Obesity is a national epidemic. Luckily, we in Colorado have some of the lowest obesity rates in the country.
When discussing obesity, we don’t just focus on just weight, but instead our weight in relation to our height. This is called the body mass index (BMI). Obesity is usually diagnosed with a BMI greater than 30. Normal body weight is ~18.5-25.
Usually, most of us control our weight by exercise and diet. In severe cases, surgical procedures have been developed. Surgery has historically focused on limiting the amount of food someone can eat, which is not always successful because it does not address the desire to eat. We often forget that eating is pleasurable, which can be addictive.

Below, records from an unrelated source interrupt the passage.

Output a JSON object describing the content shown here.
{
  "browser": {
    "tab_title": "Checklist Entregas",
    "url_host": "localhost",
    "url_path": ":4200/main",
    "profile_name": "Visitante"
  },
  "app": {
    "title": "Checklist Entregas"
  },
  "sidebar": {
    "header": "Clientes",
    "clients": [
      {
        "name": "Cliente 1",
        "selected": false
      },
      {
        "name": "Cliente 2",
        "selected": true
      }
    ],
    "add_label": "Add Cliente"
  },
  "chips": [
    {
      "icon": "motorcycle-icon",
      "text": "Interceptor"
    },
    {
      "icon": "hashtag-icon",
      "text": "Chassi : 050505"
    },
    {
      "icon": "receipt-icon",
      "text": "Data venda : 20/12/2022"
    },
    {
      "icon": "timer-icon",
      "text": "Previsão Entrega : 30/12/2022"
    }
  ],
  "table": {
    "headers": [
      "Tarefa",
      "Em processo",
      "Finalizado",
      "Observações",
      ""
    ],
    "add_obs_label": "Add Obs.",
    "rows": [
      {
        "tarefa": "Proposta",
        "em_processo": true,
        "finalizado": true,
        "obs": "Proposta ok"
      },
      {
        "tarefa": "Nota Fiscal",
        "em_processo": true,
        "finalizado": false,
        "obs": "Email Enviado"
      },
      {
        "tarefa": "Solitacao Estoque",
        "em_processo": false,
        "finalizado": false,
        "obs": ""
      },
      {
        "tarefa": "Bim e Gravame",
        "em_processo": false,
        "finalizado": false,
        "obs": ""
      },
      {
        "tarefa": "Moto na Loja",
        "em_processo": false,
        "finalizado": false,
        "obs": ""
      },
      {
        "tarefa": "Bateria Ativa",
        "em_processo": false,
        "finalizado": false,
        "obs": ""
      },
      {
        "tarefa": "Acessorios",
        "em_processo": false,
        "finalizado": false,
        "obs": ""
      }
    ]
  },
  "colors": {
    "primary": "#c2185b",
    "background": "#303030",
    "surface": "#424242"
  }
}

During my neurosurgical training, I performed research in which we used electrical stimulation in the brain to diminish the desire to eat. We implanted electrodes into part of a rat’s brain and caused significant and sustained weight loss in rats. The key to the study was not just the weight loss, but the fact that the desire to eat was also diminished.
This has now been studied in humans. While using deep brain stimulation to treat intractable obesity is not freely available to the public yet, it is a promising way to address both weight gain and the desire to eat.